This article shares the research findings in one study and describes 3 powerful workplace learning strategies which have proven to shorten time to proficiency of employees and explains a model to shorten time to proficiency by leveraging these strategies.
The scanning of past research studies on workplace training and learning suggests that there are many training and learning strategies to enhance training outcomes and make learning more effective, enhance training transfer to the workplace, and accelerate skill acquisition. It looks like there are quite a few workplace training strategies that may hold the potential to reduce time to proficiency. However, it seems that the training field needs an integrated framework that could be scaled to different contexts, content, and job roles. However, there is a very limited amount of research efforts to develop a holistic framework to guide the design and delivery of training at the workplace with the goal to reduce time to proficiency in business organizations. Hoffman et al. (2010) believe that “there is relatively little research on training at the high end of the proficiency” (p. 59). This gap was bridged with intensive research I conducted as part of my doctoral research which addressed a much larger question on business practices and strategies to accelerate time to proficiency in organizational settings.

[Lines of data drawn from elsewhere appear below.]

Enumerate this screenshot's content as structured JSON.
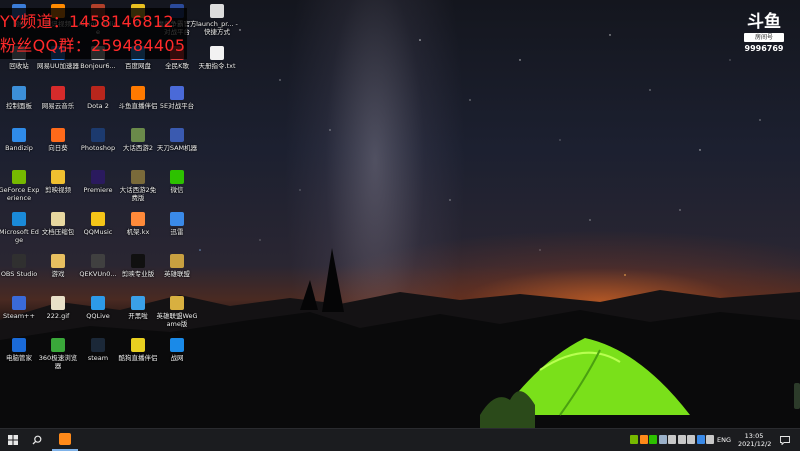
{
  "overlay": {
    "line1": "YY频道：1458146812",
    "line2": "粉丝QQ群：259484405"
  },
  "logo": {
    "mark": "斗鱼",
    "sub": "房间号",
    "room_id": "9996769"
  },
  "colors": {
    "overlay_text": "#ff2a2a",
    "taskbar": "#1b1c1f",
    "active_underline": "#7fb2e8"
  },
  "desktop_icons": [
    {
      "label": "网络",
      "icon": "network-icon",
      "color": "#3b7dd8"
    },
    {
      "label": "腾讯视频",
      "icon": "tencent-video-icon",
      "color": "#ff8a00"
    },
    {
      "label": "Albion Online",
      "icon": "albion-icon",
      "color": "#b0402a"
    },
    {
      "label": "YY",
      "icon": "yy-icon",
      "color": "#e8c020"
    },
    {
      "label": "魔兽争霸官方对战平台",
      "icon": "warcraft-icon",
      "color": "#2b4a9a"
    },
    {
      "label": "launch_pr... - 快捷方式",
      "icon": "shortcut-icon",
      "color": "#dcdcdc"
    },
    {
      "label": "天册指令.txt",
      "icon": "text-file-icon",
      "color": "#f2f2f2"
    },
    {
      "label": "回收站",
      "icon": "recycle-bin-icon",
      "color": "#9aa8b8"
    },
    {
      "label": "网易UU加速器",
      "icon": "uu-icon",
      "color": "#2d7be0"
    },
    {
      "label": "Bonjour6...",
      "icon": "bonjour-icon",
      "color": "#c0c0c0"
    },
    {
      "label": "百度网盘",
      "icon": "baidu-pan-icon",
      "color": "#3aa0ff"
    },
    {
      "label": "全民K歌",
      "icon": "kge-icon",
      "color": "#e83a3a"
    },
    {
      "label": "控制面板",
      "icon": "control-panel-icon",
      "color": "#3c8fd8"
    },
    {
      "label": "网易云音乐",
      "icon": "netease-music-icon",
      "color": "#d62b2b"
    },
    {
      "label": "Dota 2",
      "icon": "dota2-icon",
      "color": "#b8261c"
    },
    {
      "label": "斗鱼直播伴侣",
      "icon": "douyu-icon",
      "color": "#ff7a00"
    },
    {
      "label": "5E对战平台",
      "icon": "5e-icon",
      "color": "#4a6ad8"
    },
    {
      "label": "Bandizip",
      "icon": "bandizip-icon",
      "color": "#2f8be8"
    },
    {
      "label": "向日葵",
      "icon": "sunflower-icon",
      "color": "#ff6a1a"
    },
    {
      "label": "Photoshop",
      "icon": "photoshop-icon",
      "color": "#1c3a6e"
    },
    {
      "label": "大话西游2",
      "icon": "dahua2-icon",
      "color": "#6a8a4a"
    },
    {
      "label": "天刀SAM机器",
      "icon": "sam-icon",
      "color": "#3a5ab0"
    },
    {
      "label": "GeForce Experience",
      "icon": "geforce-icon",
      "color": "#76b900"
    },
    {
      "label": "剪映视频",
      "icon": "jianying-icon",
      "color": "#f0c030"
    },
    {
      "label": "Premiere",
      "icon": "premiere-icon",
      "color": "#2a1a5e"
    },
    {
      "label": "大话西游2免费版",
      "icon": "dahua2-free-icon",
      "color": "#7a6a3a"
    },
    {
      "label": "微信",
      "icon": "wechat-icon",
      "color": "#2dc100"
    },
    {
      "label": "Microsoft Edge",
      "icon": "edge-icon",
      "color": "#1a8ad8"
    },
    {
      "label": "文档压缩包",
      "icon": "archive-icon",
      "color": "#e8d8a0"
    },
    {
      "label": "QQMusic",
      "icon": "qqmusic-icon",
      "color": "#f5c518"
    },
    {
      "label": "机架.kx",
      "icon": "kx-icon",
      "color": "#ff8a3a"
    },
    {
      "label": "迅雷",
      "icon": "thunder-icon",
      "color": "#3a8ae8"
    },
    {
      "label": "OBS Studio",
      "icon": "obs-icon",
      "color": "#303030"
    },
    {
      "label": "游戏",
      "icon": "folder-icon",
      "color": "#e8c060"
    },
    {
      "label": "QEKVUn0...",
      "icon": "unknown-app-icon",
      "color": "#404040"
    },
    {
      "label": "剪映专业版",
      "icon": "jianying-pro-icon",
      "color": "#101010"
    },
    {
      "label": "英雄联盟",
      "icon": "lol-icon",
      "color": "#c8a040"
    },
    {
      "label": "Steam++",
      "icon": "steam-plus-icon",
      "color": "#3a6ad8"
    },
    {
      "label": "222.gif",
      "icon": "gif-file-icon",
      "color": "#e8e0c8"
    },
    {
      "label": "QQLive",
      "icon": "qqlive-icon",
      "color": "#2d9ae8"
    },
    {
      "label": "开黑啦",
      "icon": "kaiheila-icon",
      "color": "#3aa0e8"
    },
    {
      "label": "英雄联盟WeGame版",
      "icon": "lol-wegame-icon",
      "color": "#d8b040"
    },
    {
      "label": "电脑管家",
      "icon": "pc-manager-icon",
      "color": "#1a6ad8"
    },
    {
      "label": "360极速浏览器",
      "icon": "360-browser-icon",
      "color": "#3aa83a"
    },
    {
      "label": "steam",
      "icon": "steam-icon",
      "color": "#1b2838"
    },
    {
      "label": "酷狗直播伴侣",
      "icon": "kugou-live-icon",
      "color": "#e8d020"
    },
    {
      "label": "战网",
      "icon": "battlenet-icon",
      "color": "#1a8ae8"
    }
  ],
  "taskbar": {
    "start_icon": "windows-start-icon",
    "search_icon": "search-icon",
    "pinned_app_icon": "douyu-taskbar-icon",
    "language": "ENG",
    "time": "13:05",
    "date": "2021/12/2",
    "tray_icons": [
      "nvidia-tray-icon",
      "douyu-tray-icon",
      "wechat-tray-icon",
      "network-tray-icon",
      "microphone-tray-icon",
      "volume-tray-icon",
      "display-tray-icon",
      "security-tray-icon",
      "speaker-tray-icon"
    ],
    "notification_icon": "notification-icon"
  }
}
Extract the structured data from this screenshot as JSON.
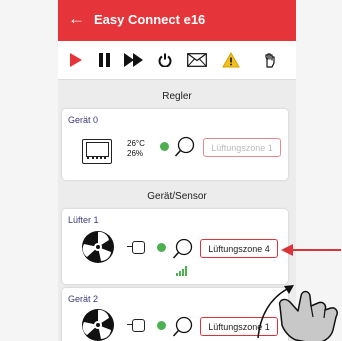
{
  "app": {
    "title": "Easy Connect e16"
  },
  "toolbar": {
    "icons": [
      "play-icon",
      "pause-icon",
      "fast-forward-icon",
      "power-icon",
      "mail-icon",
      "warning-icon",
      "hand-icon"
    ],
    "colors": {
      "play": "#e5343a",
      "warning": "#f0c020"
    }
  },
  "sections": {
    "regler": "Regler",
    "sensors": "Gerät/Sensor"
  },
  "controller": {
    "label": "Gerät 0",
    "temperature": "26°C",
    "humidity": "26%",
    "zone": "Lüftungszone 1"
  },
  "devices": [
    {
      "label": "Lüfter 1",
      "zone": "Lüftungszone 4"
    },
    {
      "label": "Gerät 2",
      "zone": "Lüftungszone 1"
    }
  ],
  "colors": {
    "accent": "#e5343a",
    "status": "#4caf50"
  }
}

Though the study was focused on overall business practices/strategies, part of it surely linked to workplace training and learning strategies. A section of findings in the research study specifically answers the question: What and how specific training strategies (methods, techniques, mechanisms, systems, processes, instructional design, methodologies, interventions, etc.) are used by training experts in various contexts in leading organizations which have successfully reduced time to proficiency of employees in complex job skills? The workplace training and learning-related findings and a conceptual model were presented at 9th International Conference on Researching Work and Learning (RWL) in Singapore, titled Conceptual Model of Workplace Training and Learning Strategies to Shorten Time-To-Proficiency in Complex Skills: Preliminary Findings. The paper report preliminary findings and the framework developed based on that in regards to how workplace learning and training interventions are leveraged to shorten time to proficiency of employees. This post will summarize the findings and the models from that research paper and provide some additional design guidelines for training practitioners. If you are interested in knowing e-learning strategies that were found to accelerate time to proficiency, click the link to read that post. Alternatively, if your focus is on classroom-based instructional strategies, you may refer to the link to that article.
Value of Workplace Learning Strategies
Participants’ responses revealed that most organizations were getting away from traditional classroom-based training models and moving toward workplace learning strategies as a means to shorten time to proficiency. The study investigated the traditional training models utilized by training experts which potentially led to a longer training cycle and longer time to proficiency. The major issue across the board was that most organizations tended to copy models from educational institutions that were more instructor-centric, content-heavy, classroom training based but very thin on including job experience. Major critics of such instructor-centric models were that these models were good enough for delivering a mass of content in a short time but not for developing and accelerating workplace skills. This research established that the traditional industrial-era training model fundamentally contradicts the goals of shortening time-to-proficiency.
Most of the participants appeared to favor on-the-job learning at the workplace as the biggest contributor to shortening time-to-proficiency. It was noted that training experts increasingly believe that boundaries between learning and the workplace need to be diffused. It seems that involvement with the task and emotional loading of tasks amidst the realities of the workplace is the key driver as to why proficiency gets accelerated in actual workplace settings. “By and large, most things that happen in a training room are fairly ordinary. People are sitting there absorbing stuff, talking about stuff, and it’s not an emotional rollercoaster, let’s put it that way. Now if they’re learning stuff in the workplace, chances are there are a lot more emotions involved. It’s more real. It’s more immediate. There are other people directly involved. There are consequences for failure or success. All of those things put an emotional loading on whatever is learned and that means that learning will stick more. So in that sense, there’s a pretty good chance that it will stick better if it’s learned at the point of work rather than in a classroom. But it’s not because it’s formal or informal, it’s because of the way those memories are encoded and the richness of the sensory experience that’s going on when that encoding happens.”
On those lines, the majority of participants mentioned that on-the-job experience and social interactions at the workplace accounted for up to 90% of the total learning. It is suggested that this 90% part is mostly instrumental in increasing the pace of proficiency acquisition. Systematically leveraging on-the-job and workplace learning is fundamental to accelerating time-to-proficiency.